**INSTRUCTIONS TO FOLLOW**
Lines that include "number" make up the answer; copy all of them from the data below.

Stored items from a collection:
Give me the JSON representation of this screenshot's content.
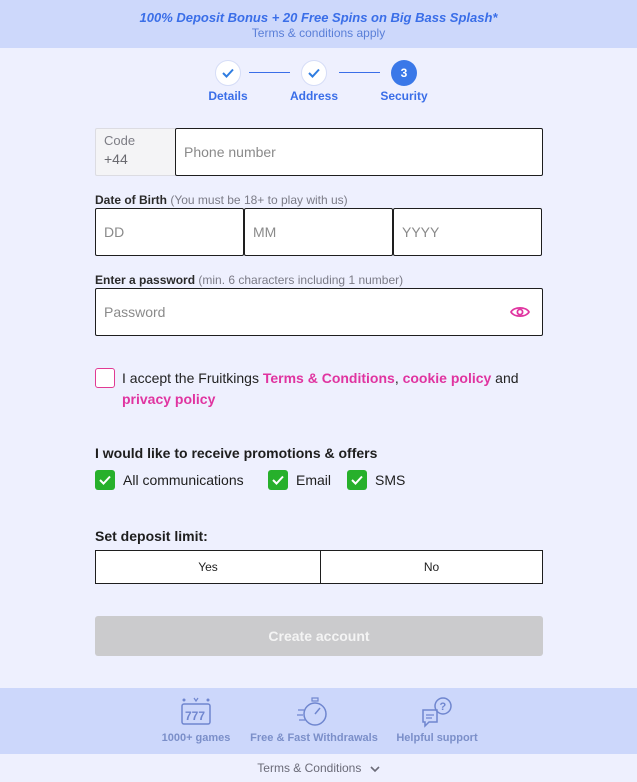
{
  "banner": {
    "title": "100% Deposit Bonus + 20 Free Spins on Big Bass Splash*",
    "subtitle": "Terms & conditions apply"
  },
  "stepper": {
    "steps": [
      {
        "label": "Details",
        "state": "done"
      },
      {
        "label": "Address",
        "state": "done"
      },
      {
        "label": "Security",
        "state": "active",
        "number": "3"
      }
    ]
  },
  "phone": {
    "code_label": "Code",
    "code_value": "+44",
    "placeholder": "Phone number"
  },
  "dob": {
    "label": "Date of Birth",
    "hint": "(You must be 18+ to play with us)",
    "dd_placeholder": "DD",
    "mm_placeholder": "MM",
    "yyyy_placeholder": "YYYY"
  },
  "password": {
    "label": "Enter a password",
    "hint": "(min. 6 characters including 1 number)",
    "placeholder": "Password"
  },
  "accept": {
    "prefix": "I accept the Fruitkings ",
    "terms_link": "Terms & Conditions",
    "comma": ", ",
    "cookie_link": "cookie policy",
    "and": " and ",
    "privacy_link": "privacy policy"
  },
  "promotions": {
    "title": "I would like to receive promotions & offers",
    "options": [
      {
        "label": "All communications",
        "checked": true
      },
      {
        "label": "Email",
        "checked": true
      },
      {
        "label": "SMS",
        "checked": true
      }
    ]
  },
  "deposit": {
    "title": "Set deposit limit:",
    "yes_label": "Yes",
    "no_label": "No"
  },
  "create_button": "Create account",
  "features": [
    {
      "label": "1000+ games",
      "icon": "slot-machine-icon"
    },
    {
      "label": "Free & Fast Withdrawals",
      "icon": "stopwatch-icon"
    },
    {
      "label": "Helpful support",
      "icon": "chat-question-icon"
    }
  ],
  "footer": {
    "terms_label": "Terms & Conditions"
  },
  "colors": {
    "accent_blue": "#3a6ee8",
    "link_pink": "#e034a0",
    "check_green": "#27b02b",
    "background": "#eef0fe"
  }
}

**SOLVED PROBLEM**
        "number": "3"
    "placeholder": "Phone number"
    "hint": "(min. 6 characters including 1 number)",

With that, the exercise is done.